Most loopers use sailboats, and Scott and Zoe purchased one together about five years into their marriage. The purchase of the boat was done with funds that they had both earned over the course of the marriage up until that point. They named the boat Chuck.

After completing four or five successful loops in the past few years, the Chuck began to show significant signs of wear and tear. They took it to specialist who recommended to them that it would be very dangerous to attempt another loop without first doing some maintenance to the boat. This was not great news to Scott and Zoe, because they were not very well off at the time, financially speaking.

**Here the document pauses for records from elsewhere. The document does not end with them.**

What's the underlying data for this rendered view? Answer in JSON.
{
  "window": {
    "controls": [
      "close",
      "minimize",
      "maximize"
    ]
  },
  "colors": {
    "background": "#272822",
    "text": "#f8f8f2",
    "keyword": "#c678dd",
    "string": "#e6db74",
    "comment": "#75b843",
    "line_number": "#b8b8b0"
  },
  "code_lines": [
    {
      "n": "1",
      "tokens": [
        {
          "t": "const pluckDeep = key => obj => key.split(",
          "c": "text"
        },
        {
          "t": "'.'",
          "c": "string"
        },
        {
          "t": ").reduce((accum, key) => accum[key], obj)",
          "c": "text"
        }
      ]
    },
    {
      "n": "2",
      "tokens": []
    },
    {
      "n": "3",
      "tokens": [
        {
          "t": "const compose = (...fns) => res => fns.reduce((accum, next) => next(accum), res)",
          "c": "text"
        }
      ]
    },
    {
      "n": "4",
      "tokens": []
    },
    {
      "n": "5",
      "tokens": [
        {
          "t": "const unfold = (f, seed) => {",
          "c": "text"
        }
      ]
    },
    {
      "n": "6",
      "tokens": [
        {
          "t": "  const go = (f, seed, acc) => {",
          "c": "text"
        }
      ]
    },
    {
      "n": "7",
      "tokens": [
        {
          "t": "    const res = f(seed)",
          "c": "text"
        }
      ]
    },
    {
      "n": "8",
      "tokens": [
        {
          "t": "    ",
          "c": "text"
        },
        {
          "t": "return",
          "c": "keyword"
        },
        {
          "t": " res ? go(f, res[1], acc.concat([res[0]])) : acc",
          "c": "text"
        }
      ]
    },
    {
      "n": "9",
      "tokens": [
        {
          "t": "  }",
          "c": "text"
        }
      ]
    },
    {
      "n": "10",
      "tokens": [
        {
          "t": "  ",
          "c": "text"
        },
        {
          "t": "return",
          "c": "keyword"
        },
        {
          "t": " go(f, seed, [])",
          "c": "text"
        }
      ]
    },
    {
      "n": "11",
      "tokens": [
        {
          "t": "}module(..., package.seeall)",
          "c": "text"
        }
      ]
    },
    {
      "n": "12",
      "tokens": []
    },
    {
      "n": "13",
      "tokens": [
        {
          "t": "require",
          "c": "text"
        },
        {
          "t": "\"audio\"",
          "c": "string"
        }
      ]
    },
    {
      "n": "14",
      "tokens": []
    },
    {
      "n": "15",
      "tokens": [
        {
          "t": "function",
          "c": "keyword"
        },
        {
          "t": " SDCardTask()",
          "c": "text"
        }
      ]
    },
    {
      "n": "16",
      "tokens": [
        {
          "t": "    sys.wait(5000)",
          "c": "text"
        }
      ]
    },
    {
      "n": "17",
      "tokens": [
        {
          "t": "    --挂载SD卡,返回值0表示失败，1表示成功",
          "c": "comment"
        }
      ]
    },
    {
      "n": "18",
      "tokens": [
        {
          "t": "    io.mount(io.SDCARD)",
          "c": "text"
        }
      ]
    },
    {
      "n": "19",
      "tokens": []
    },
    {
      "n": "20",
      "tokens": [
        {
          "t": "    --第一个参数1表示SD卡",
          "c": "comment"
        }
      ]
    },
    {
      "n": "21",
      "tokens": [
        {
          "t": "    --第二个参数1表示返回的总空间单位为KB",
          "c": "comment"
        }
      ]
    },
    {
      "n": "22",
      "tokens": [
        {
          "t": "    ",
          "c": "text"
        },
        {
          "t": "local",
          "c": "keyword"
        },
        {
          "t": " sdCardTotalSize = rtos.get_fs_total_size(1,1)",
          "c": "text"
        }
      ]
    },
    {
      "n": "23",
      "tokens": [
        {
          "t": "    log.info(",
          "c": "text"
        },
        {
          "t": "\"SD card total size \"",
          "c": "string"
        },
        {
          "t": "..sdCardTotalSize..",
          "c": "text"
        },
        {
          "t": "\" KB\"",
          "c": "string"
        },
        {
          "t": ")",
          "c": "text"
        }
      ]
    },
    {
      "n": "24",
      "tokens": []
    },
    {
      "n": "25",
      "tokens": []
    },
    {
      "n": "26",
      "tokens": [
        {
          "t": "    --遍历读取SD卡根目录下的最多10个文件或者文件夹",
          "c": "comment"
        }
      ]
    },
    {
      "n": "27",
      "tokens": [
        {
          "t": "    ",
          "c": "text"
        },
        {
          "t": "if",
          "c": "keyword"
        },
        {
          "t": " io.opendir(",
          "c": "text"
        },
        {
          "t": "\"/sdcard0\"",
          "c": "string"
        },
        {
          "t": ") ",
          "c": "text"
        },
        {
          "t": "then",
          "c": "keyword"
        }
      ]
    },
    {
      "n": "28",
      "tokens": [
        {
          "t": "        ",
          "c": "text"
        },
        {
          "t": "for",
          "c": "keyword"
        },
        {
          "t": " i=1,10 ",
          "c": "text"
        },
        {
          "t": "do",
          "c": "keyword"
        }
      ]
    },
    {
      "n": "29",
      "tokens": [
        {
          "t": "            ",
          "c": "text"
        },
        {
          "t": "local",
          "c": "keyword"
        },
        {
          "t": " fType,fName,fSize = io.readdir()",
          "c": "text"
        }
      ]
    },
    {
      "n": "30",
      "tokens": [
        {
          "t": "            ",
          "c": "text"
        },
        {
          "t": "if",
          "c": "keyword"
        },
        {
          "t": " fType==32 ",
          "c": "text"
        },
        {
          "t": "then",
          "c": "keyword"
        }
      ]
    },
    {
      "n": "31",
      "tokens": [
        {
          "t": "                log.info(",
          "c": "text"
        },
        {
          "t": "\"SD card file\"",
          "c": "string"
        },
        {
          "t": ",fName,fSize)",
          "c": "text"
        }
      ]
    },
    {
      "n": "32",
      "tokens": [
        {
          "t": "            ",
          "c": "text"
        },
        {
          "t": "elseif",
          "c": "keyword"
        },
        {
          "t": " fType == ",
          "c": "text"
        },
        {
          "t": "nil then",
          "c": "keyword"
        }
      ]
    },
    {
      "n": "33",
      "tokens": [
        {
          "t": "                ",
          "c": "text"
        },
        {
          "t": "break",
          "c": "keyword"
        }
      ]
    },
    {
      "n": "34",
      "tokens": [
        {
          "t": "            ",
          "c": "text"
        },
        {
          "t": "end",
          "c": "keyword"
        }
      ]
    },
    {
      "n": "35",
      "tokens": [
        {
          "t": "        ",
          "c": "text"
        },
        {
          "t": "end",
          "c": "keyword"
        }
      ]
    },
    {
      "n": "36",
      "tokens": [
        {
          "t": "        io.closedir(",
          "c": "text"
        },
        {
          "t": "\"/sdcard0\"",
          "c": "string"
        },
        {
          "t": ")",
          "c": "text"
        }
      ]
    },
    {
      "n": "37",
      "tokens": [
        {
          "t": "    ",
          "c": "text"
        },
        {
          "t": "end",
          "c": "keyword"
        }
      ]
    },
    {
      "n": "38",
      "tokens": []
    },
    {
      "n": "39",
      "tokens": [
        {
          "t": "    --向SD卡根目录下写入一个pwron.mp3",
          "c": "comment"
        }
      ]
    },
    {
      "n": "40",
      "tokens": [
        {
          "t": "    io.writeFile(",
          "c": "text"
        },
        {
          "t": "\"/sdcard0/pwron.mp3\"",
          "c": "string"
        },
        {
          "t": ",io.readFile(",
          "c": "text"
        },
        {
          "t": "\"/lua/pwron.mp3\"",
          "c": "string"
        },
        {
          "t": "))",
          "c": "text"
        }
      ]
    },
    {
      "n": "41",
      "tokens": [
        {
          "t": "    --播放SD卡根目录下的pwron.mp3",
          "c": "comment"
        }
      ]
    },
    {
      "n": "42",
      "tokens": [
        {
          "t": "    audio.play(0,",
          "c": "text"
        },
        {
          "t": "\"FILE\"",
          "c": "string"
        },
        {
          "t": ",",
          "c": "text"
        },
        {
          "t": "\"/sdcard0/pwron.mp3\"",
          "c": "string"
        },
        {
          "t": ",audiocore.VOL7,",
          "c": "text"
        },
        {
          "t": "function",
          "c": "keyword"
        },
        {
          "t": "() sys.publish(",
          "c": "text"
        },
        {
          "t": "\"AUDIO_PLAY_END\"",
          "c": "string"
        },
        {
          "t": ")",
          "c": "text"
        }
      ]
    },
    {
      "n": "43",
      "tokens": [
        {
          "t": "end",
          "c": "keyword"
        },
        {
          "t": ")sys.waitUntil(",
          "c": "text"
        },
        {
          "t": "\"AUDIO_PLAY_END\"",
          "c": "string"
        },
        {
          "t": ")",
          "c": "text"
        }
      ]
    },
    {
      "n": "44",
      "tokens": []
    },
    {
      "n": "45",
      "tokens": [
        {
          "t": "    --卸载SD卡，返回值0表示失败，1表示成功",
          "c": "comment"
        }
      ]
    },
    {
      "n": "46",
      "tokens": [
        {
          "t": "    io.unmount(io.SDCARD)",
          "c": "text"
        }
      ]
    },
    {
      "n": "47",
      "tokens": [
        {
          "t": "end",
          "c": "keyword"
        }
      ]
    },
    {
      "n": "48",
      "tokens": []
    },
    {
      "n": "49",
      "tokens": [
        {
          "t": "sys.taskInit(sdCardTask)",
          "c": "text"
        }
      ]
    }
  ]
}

However, a few weeks later, Scott's mother died. She had a very large estate, and in her will she left to Scott one quarter of a million dollars. Although he was very bereaved at the loss of his mother, Scott almost immediately turned around and spent twenty thousand of those dollars on improvements to the Chuck. Scott and Zoe were happy to have the boat up and running again, and later that year they began doing "the loop" once more.

Fast forward five years. Scott and Zoe decide to get divorced. Looping just isn't cutting it for them anymore, and they both would rather be seeing other people. Furthermore, they cannot seem to agree on how to divide up their finances and other property.

For the purposes of this example, we are going to look at the $20,000.00 dollars Scott spent to improve the boat. This is most likely Scott's separate property, because inheritances to one of the spouses are generally their separate property under Louisiana law. Here, Scott used that separate property to improve what is arguably community property: the Chuck. If a Louisiana court agrees, Zoe will owe Scott half of the increase in the boat's value as a result of Scott's separate money he used to improve the boat. She will not however owe him more than her total community property holdings after the divorce i.e. if she is left with only $15,000.00 dollars, she will not have to pay another five thousand to him out of her pocket.

This article is written to be general information only; it should not be taken as legal advice. Will Beaumont. New Orleans.